Fast forward to a few days ago when aforementioned individual’s significant other has a broken nose. And I get a couple of text messages and a missed call asking me to pull strings to get them seen in emergency faster.

A broken nose is an accident but it’s not an emergency. It’s painful, unpleasant and ugly but it is not life or limb threatening and the surgery for fixing it is usually done a few days later, not even on the same day.

Pulling strings is a form of corruption. Really speaking, I should never have done it in the first place- my only justification can be that not intervening in a potentially life threatening situation would have been a worse evil. Pulling strings is a common thing in Australia. So much is about who you know. You know someone connected to the head of a big company? Let’s arrange an internship. Your father went to school with someone who is the head of department in a hospital? Instant research opportunity. A politician’s or staff member’s family member is in emergency? Let’s fast track surgery.

Who knows which other patients were in emergency when they walked in with a broken nose? Someone with chest pain? Someone with a stroke? Someone with appendicitis? There is a cost to every string you pull. There is always someone who loses out. I knew a couple of junior doctors who used to bribe the bookings clerks with chocolates and coffees to get their unit’s scans done faster. Who was missing out on an urgent MRI or CT as a result? Someone with an acute stroke? A patient with bowel contents leaking into their abdomen? Someone who had been hit by a car?

The scarcer the resources and the more underpaid the people on the receiving end of bribery, the more susceptible society is to corruption. Additionally, the less it is policed by independent bodies with the power to investigate and prosecute, the more likely people are to get away with things. In the hospital setting this means rigorous auditing procedures and systems analysis.
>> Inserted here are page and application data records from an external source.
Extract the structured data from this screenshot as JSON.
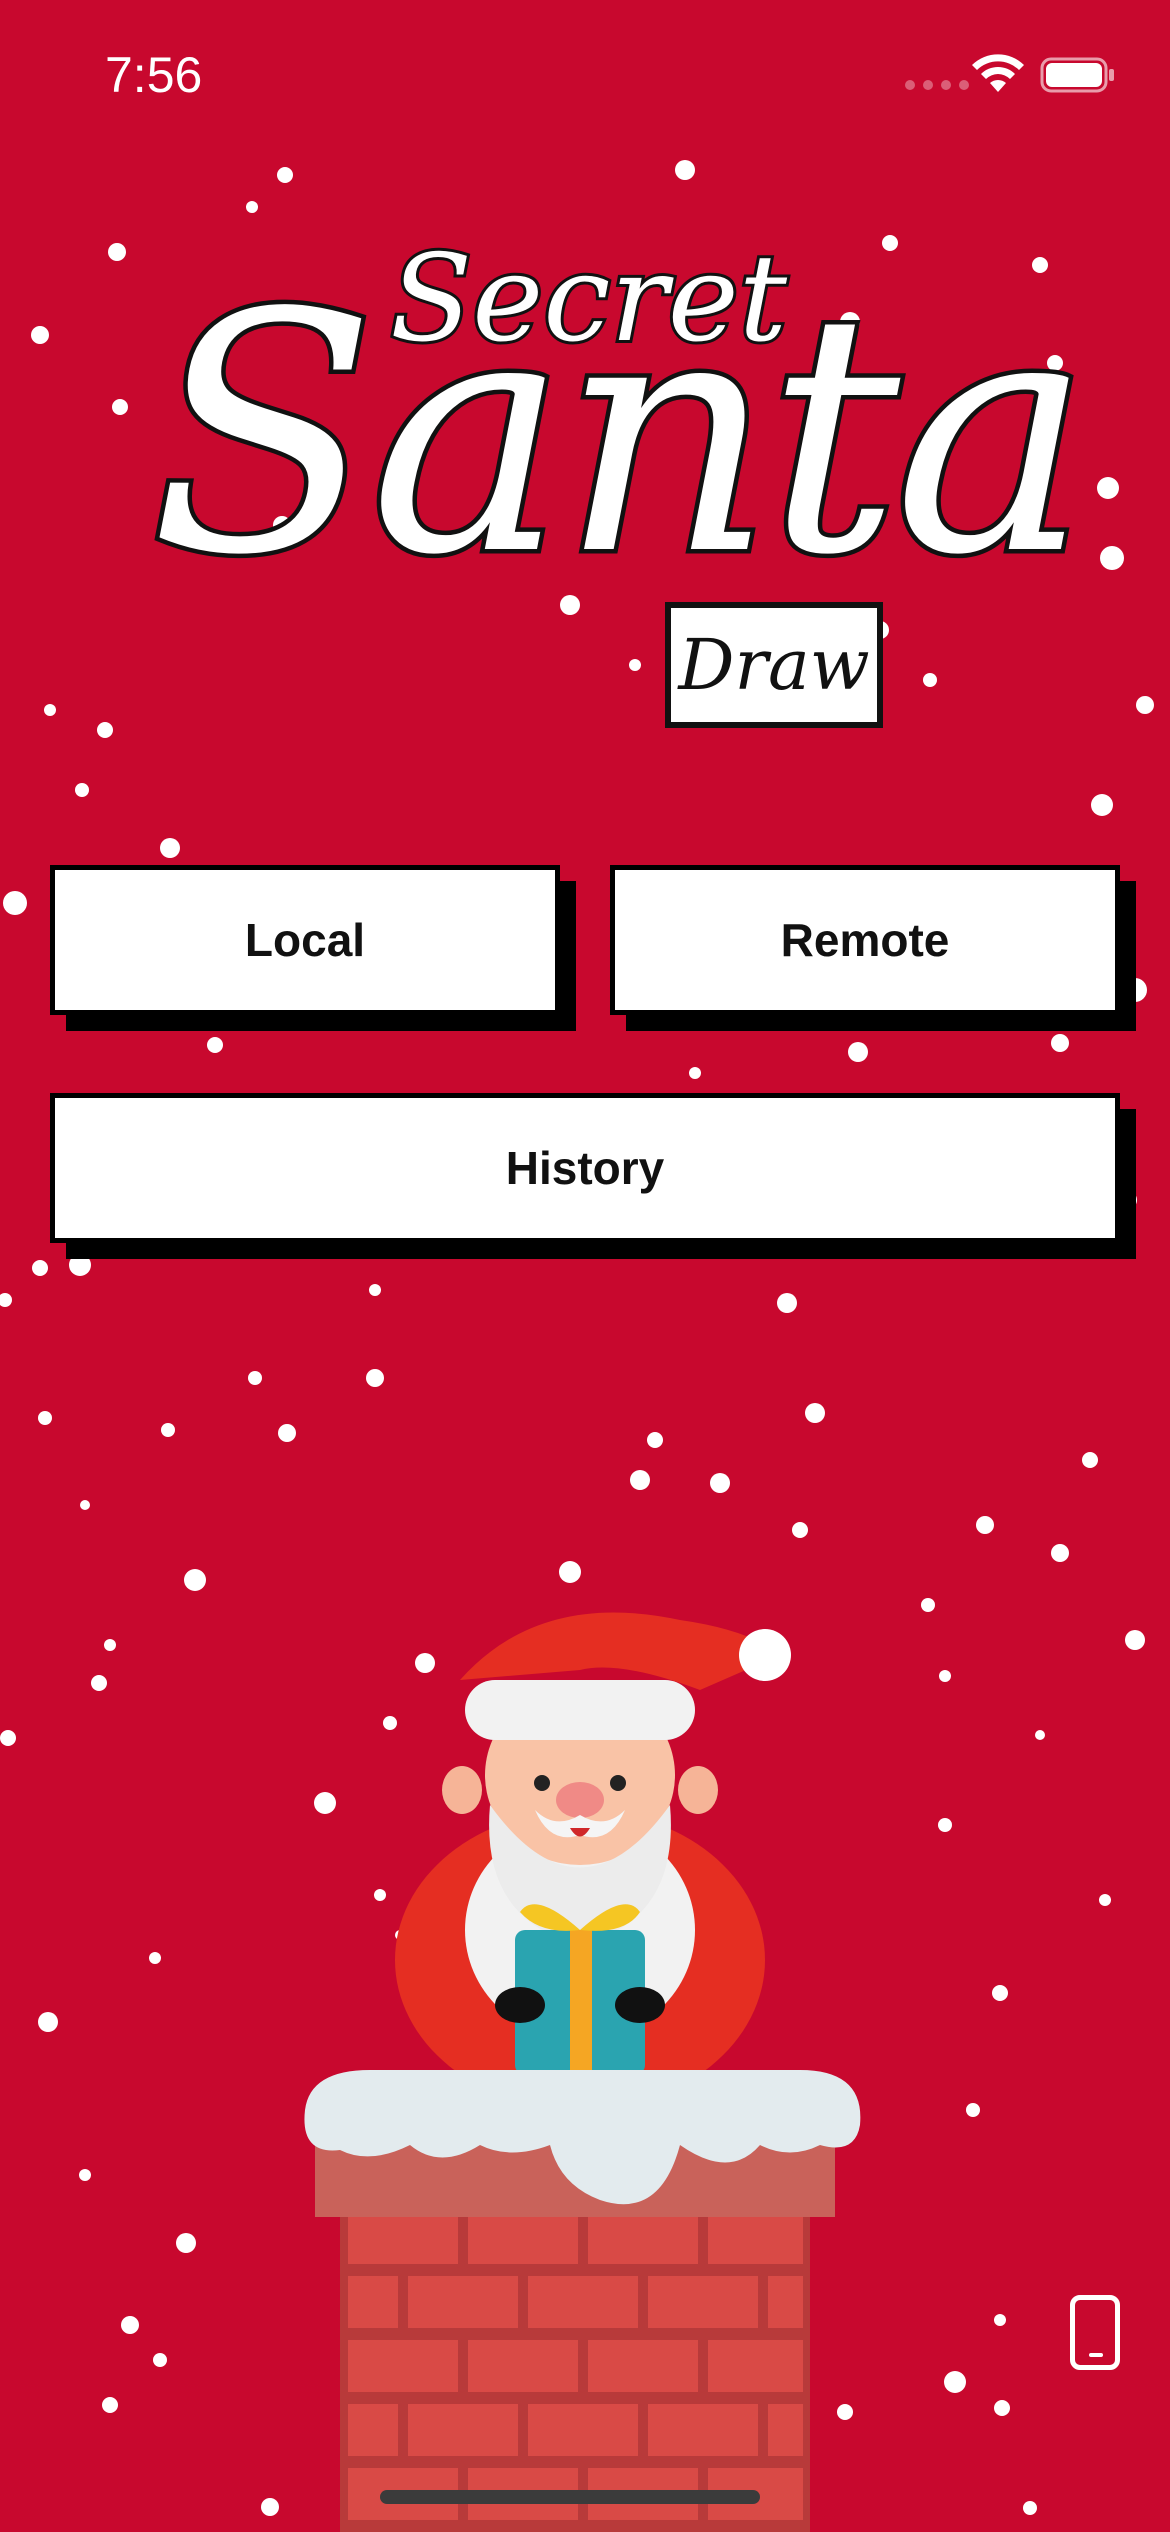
{
  "status_bar": {
    "time": "7:56"
  },
  "logo": {
    "secret": "Secret",
    "santa": "Santa",
    "draw": "Draw"
  },
  "buttons": {
    "local": "Local",
    "remote": "Remote",
    "history": "History"
  },
  "icons": {
    "wifi": "wifi-icon",
    "battery": "battery-icon",
    "device": "phone-icon"
  },
  "colors": {
    "background": "#c8082e",
    "button_fill": "#ffffff",
    "button_shadow": "#000000"
  }
}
In the end I politely declined to intervene and explained my reasons. By the time I’d gotten the messages in the first place it was too late. They were already making a complaint to the health minister.